**Your task:**
Scan the material for the word "component" and copy each line where it occurs.

**Study material:**
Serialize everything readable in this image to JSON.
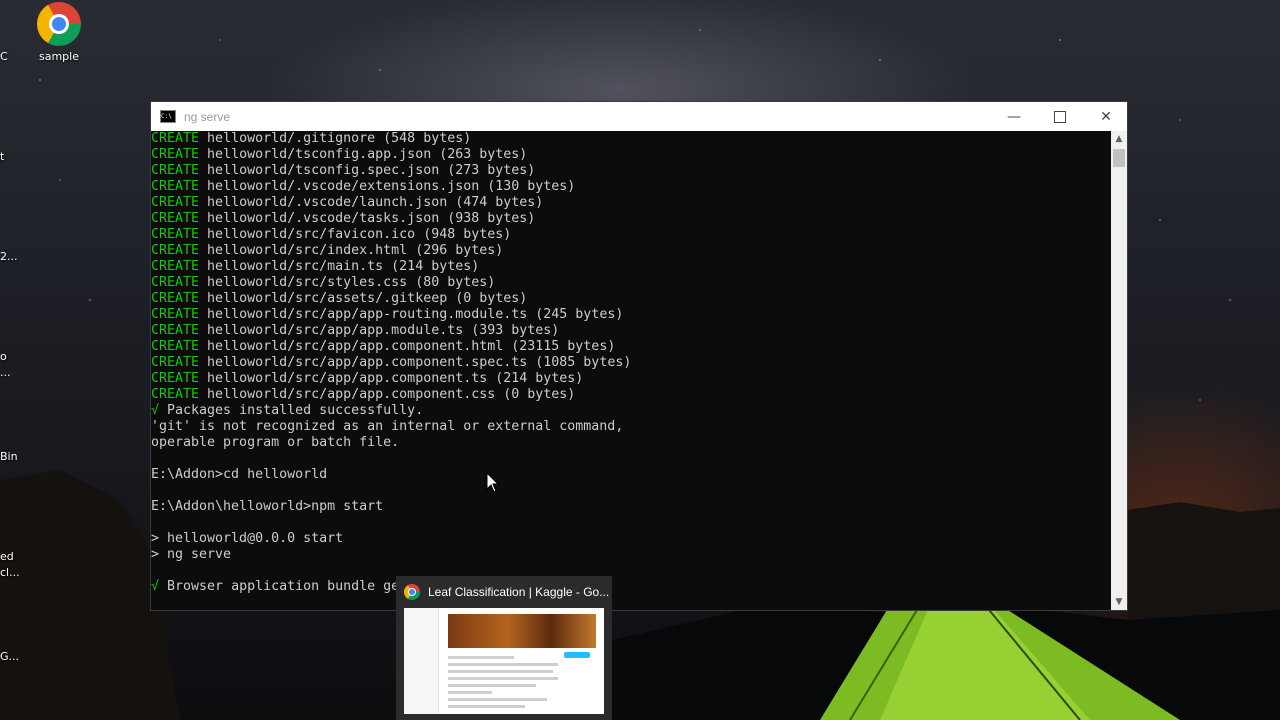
{
  "desktop": {
    "icon_label": "sample",
    "edge_fragments": [
      "C",
      "t",
      "2...",
      "o",
      "...",
      "Bin",
      "ed",
      "cl...",
      "G..."
    ]
  },
  "window": {
    "title": "ng serve",
    "cmd_icon_text": "C:\\",
    "lines": [
      {
        "prefix": "CREATE",
        "text": " helloworld/.gitignore (548 bytes)"
      },
      {
        "prefix": "CREATE",
        "text": " helloworld/tsconfig.app.json (263 bytes)"
      },
      {
        "prefix": "CREATE",
        "text": " helloworld/tsconfig.spec.json (273 bytes)"
      },
      {
        "prefix": "CREATE",
        "text": " helloworld/.vscode/extensions.json (130 bytes)"
      },
      {
        "prefix": "CREATE",
        "text": " helloworld/.vscode/launch.json (474 bytes)"
      },
      {
        "prefix": "CREATE",
        "text": " helloworld/.vscode/tasks.json (938 bytes)"
      },
      {
        "prefix": "CREATE",
        "text": " helloworld/src/favicon.ico (948 bytes)"
      },
      {
        "prefix": "CREATE",
        "text": " helloworld/src/index.html (296 bytes)"
      },
      {
        "prefix": "CREATE",
        "text": " helloworld/src/main.ts (214 bytes)"
      },
      {
        "prefix": "CREATE",
        "text": " helloworld/src/styles.css (80 bytes)"
      },
      {
        "prefix": "CREATE",
        "text": " helloworld/src/assets/.gitkeep (0 bytes)"
      },
      {
        "prefix": "CREATE",
        "text": " helloworld/src/app/app-routing.module.ts (245 bytes)"
      },
      {
        "prefix": "CREATE",
        "text": " helloworld/src/app/app.module.ts (393 bytes)"
      },
      {
        "prefix": "CREATE",
        "text": " helloworld/src/app/app.component.html (23115 bytes)"
      },
      {
        "prefix": "CREATE",
        "text": " helloworld/src/app/app.component.spec.ts (1085 bytes)"
      },
      {
        "prefix": "CREATE",
        "text": " helloworld/src/app/app.component.ts (214 bytes)"
      },
      {
        "prefix": "CREATE",
        "text": " helloworld/src/app/app.component.css (0 bytes)"
      },
      {
        "prefix": "√",
        "text": " Packages installed successfully."
      },
      {
        "prefix": "",
        "text": "'git' is not recognized as an internal or external command,"
      },
      {
        "prefix": "",
        "text": "operable program or batch file."
      },
      {
        "prefix": "",
        "text": ""
      },
      {
        "prefix": "",
        "text": "E:\\Addon>cd helloworld"
      },
      {
        "prefix": "",
        "text": ""
      },
      {
        "prefix": "",
        "text": "E:\\Addon\\helloworld>npm start"
      },
      {
        "prefix": "",
        "text": ""
      },
      {
        "prefix": "",
        "text": "> helloworld@0.0.0 start"
      },
      {
        "prefix": "",
        "text": "> ng serve"
      },
      {
        "prefix": "",
        "text": ""
      },
      {
        "prefix": "√",
        "text": " Browser application bundle ge"
      }
    ]
  },
  "taskbar_preview": {
    "title": "Leaf Classification | Kaggle - Go..."
  },
  "colors": {
    "console_bg": "#0c0c0c",
    "console_text": "#cccccc",
    "create_green": "#16c60c"
  }
}
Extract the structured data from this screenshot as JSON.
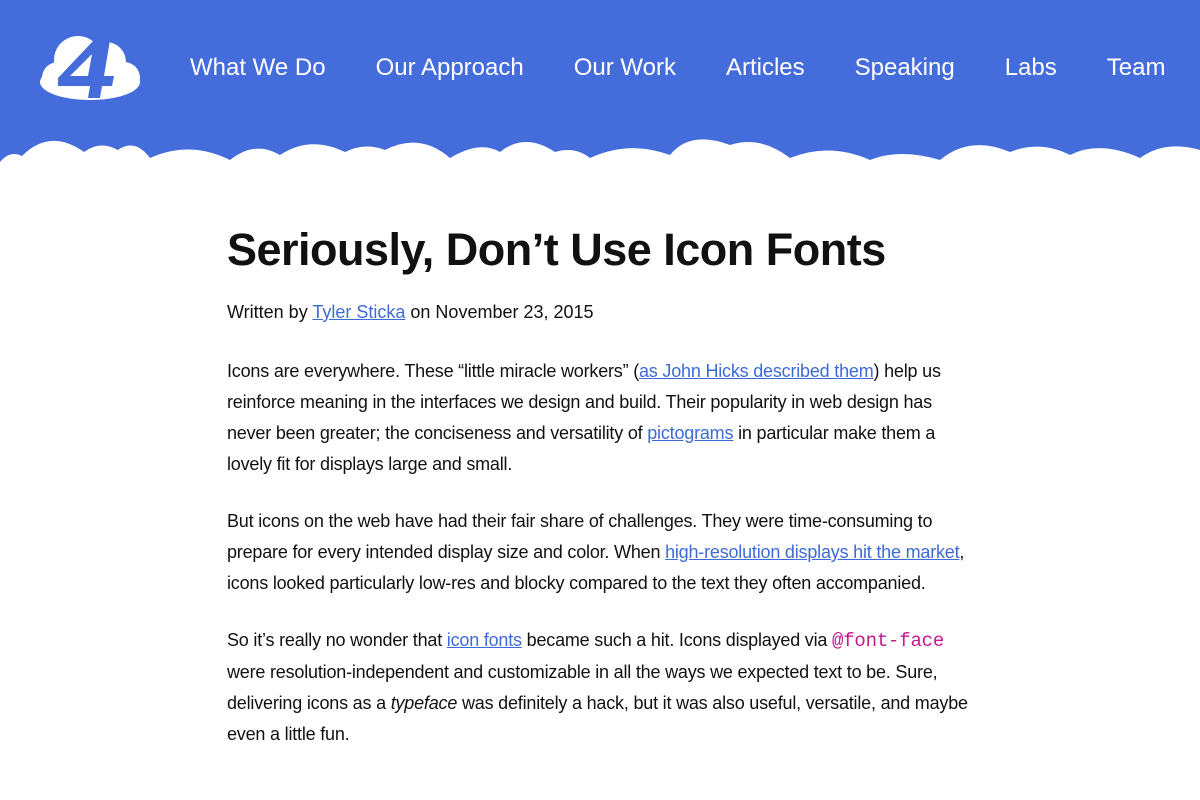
{
  "colors": {
    "header_background": "#456cdb",
    "link": "#3d6bd6",
    "code": "#c7178c",
    "text": "#111111"
  },
  "header": {
    "logo_icon": "cloud-four-logo",
    "nav": [
      {
        "label": "What We Do"
      },
      {
        "label": "Our Approach"
      },
      {
        "label": "Our Work"
      },
      {
        "label": "Articles"
      },
      {
        "label": "Speaking"
      },
      {
        "label": "Labs"
      },
      {
        "label": "Team"
      }
    ]
  },
  "article": {
    "title": "Seriously, Don’t Use Icon Fonts",
    "byline": {
      "prefix": "Written by ",
      "author": "Tyler Sticka",
      "suffix": " on November 23, 2015"
    },
    "paragraphs": [
      {
        "t1": "Icons are everywhere. These “little miracle workers” (",
        "link1": "as John Hicks described them",
        "t2": ") help us reinforce meaning in the interfaces we design and build. Their popularity in web design has never been greater; the conciseness and versatility of ",
        "link2": "pictograms",
        "t3": " in particular make them a lovely fit for displays large and small."
      },
      {
        "t1": "But icons on the web have had their fair share of challenges. They were time-consuming to prepare for every intended display size and color. When ",
        "link1": "high-resolution displays hit the market",
        "t2": ", icons looked particularly low-res and blocky compared to the text they often accompanied."
      },
      {
        "t1": "So it’s really no wonder that ",
        "link1": "icon fonts",
        "t2": " became such a hit. Icons displayed via ",
        "code": "@font-face",
        "t3": " were resolution-independent and customizable in all the ways we expected text to be. Sure, delivering icons as a ",
        "em": "typeface",
        "t4": " was definitely a hack, but it was also useful, versatile, and maybe even a little fun."
      }
    ]
  }
}
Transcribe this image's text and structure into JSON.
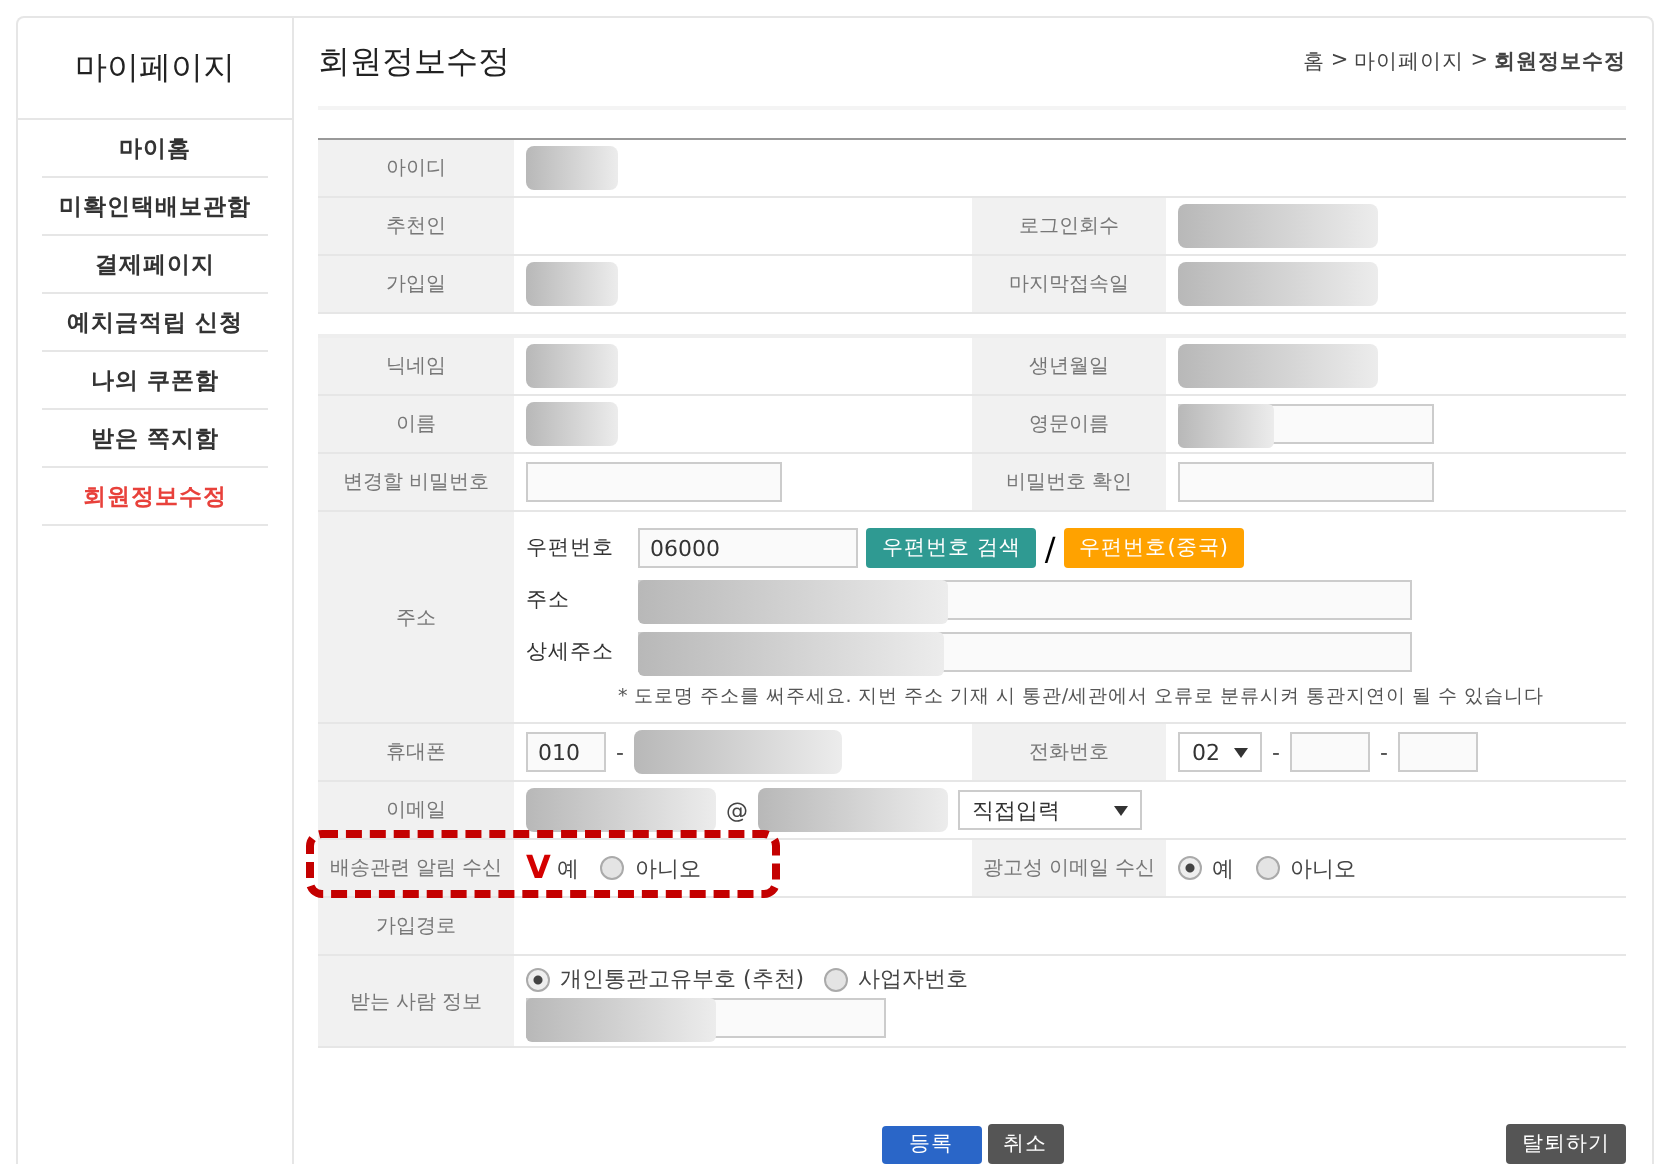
{
  "sidebar": {
    "title": "마이페이지",
    "items": [
      {
        "label": "마이홈",
        "selected": false
      },
      {
        "label": "미확인택배보관함",
        "selected": false
      },
      {
        "label": "결제페이지",
        "selected": false
      },
      {
        "label": "예치금적립 신청",
        "selected": false
      },
      {
        "label": "나의 쿠폰함",
        "selected": false
      },
      {
        "label": "받은 쪽지함",
        "selected": false
      },
      {
        "label": "회원정보수정",
        "selected": true
      }
    ]
  },
  "page_title": "회원정보수정",
  "breadcrumb": {
    "separator": ">",
    "items": [
      {
        "label": "홈",
        "current": false
      },
      {
        "label": "마이페이지",
        "current": false
      },
      {
        "label": "회원정보수정",
        "current": true
      }
    ]
  },
  "sections": [
    {
      "rows": [
        {
          "cells": [
            {
              "label": "아이디",
              "field": {
                "kind": "redacted"
              }
            }
          ]
        },
        {
          "cells": [
            {
              "label": "추천인",
              "field": {
                "kind": "blank"
              }
            },
            {
              "label": "로그인회수",
              "field": {
                "kind": "redacted"
              }
            }
          ]
        },
        {
          "cells": [
            {
              "label": "가입일",
              "field": {
                "kind": "redacted"
              }
            },
            {
              "label": "마지막접속일",
              "field": {
                "kind": "redacted"
              }
            }
          ]
        }
      ]
    },
    {
      "rows": [
        {
          "cells": [
            {
              "label": "닉네임",
              "field": {
                "kind": "redacted"
              }
            },
            {
              "label": "생년월일",
              "field": {
                "kind": "redacted"
              }
            }
          ]
        },
        {
          "cells": [
            {
              "label": "이름",
              "field": {
                "kind": "redacted"
              }
            },
            {
              "label": "영문이름",
              "field": {
                "kind": "input",
                "redacted": true
              }
            }
          ]
        },
        {
          "cells": [
            {
              "label": "변경할 비밀번호",
              "field": {
                "kind": "input",
                "redacted": false
              }
            },
            {
              "label": "비밀번호 확인",
              "field": {
                "kind": "input",
                "redacted": false
              }
            }
          ]
        },
        {
          "cells": [
            {
              "label": "주소",
              "field": {
                "kind": "address",
                "zip_label": "우편번호",
                "zip": "06000",
                "search_button": "우편번호 검색",
                "slash": "/",
                "china_button": "우편번호(중국)",
                "address_label": "주소",
                "detail_label": "상세주소",
                "note": "* 도로명 주소를 써주세요. 지번 주소 기재 시 통관/세관에서 오류로 분류시켜 통관지연이 될 수 있습니다"
              }
            }
          ]
        },
        {
          "cells": [
            {
              "label": "휴대폰",
              "field": {
                "kind": "mobile",
                "prefix": "010",
                "dash": "-"
              }
            },
            {
              "label": "전화번호",
              "field": {
                "kind": "tel",
                "area": "02",
                "dash": "-"
              }
            }
          ]
        },
        {
          "cells": [
            {
              "label": "이메일",
              "field": {
                "kind": "email",
                "at": "@",
                "domain": "직접입력"
              }
            }
          ]
        },
        {
          "annotation": {
            "mark": "V"
          },
          "cells": [
            {
              "label": "배송관련 알림 수신",
              "field": {
                "kind": "radio",
                "options": [
                  {
                    "label": "예",
                    "selected": true
                  },
                  {
                    "label": "아니오",
                    "selected": false
                  }
                ]
              }
            },
            {
              "label": "광고성 이메일 수신",
              "field": {
                "kind": "radio",
                "options": [
                  {
                    "label": "예",
                    "selected": true
                  },
                  {
                    "label": "아니오",
                    "selected": false
                  }
                ]
              }
            }
          ]
        },
        {
          "cells": [
            {
              "label": "가입경로",
              "field": {
                "kind": "blank"
              }
            }
          ]
        },
        {
          "cells": [
            {
              "label": "받는 사람 정보",
              "field": {
                "kind": "recipient",
                "options": [
                  {
                    "label": "개인통관고유부호 (추천)",
                    "selected": true
                  },
                  {
                    "label": "사업자번호",
                    "selected": false
                  }
                ]
              }
            }
          ]
        }
      ]
    }
  ],
  "buttons": {
    "submit": "등록",
    "cancel": "취소",
    "withdraw": "탈퇴하기"
  }
}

**Worked solution:**
        "text": " helloworld/src/app/app.component.html (23115 bytes)"
        "text": " helloworld/src/app/app.component.spec.ts (1085 bytes)"
        "text": " helloworld/src/app/app.component.ts (214 bytes)"
        "text": " helloworld/src/app/app.component.css (0 bytes)"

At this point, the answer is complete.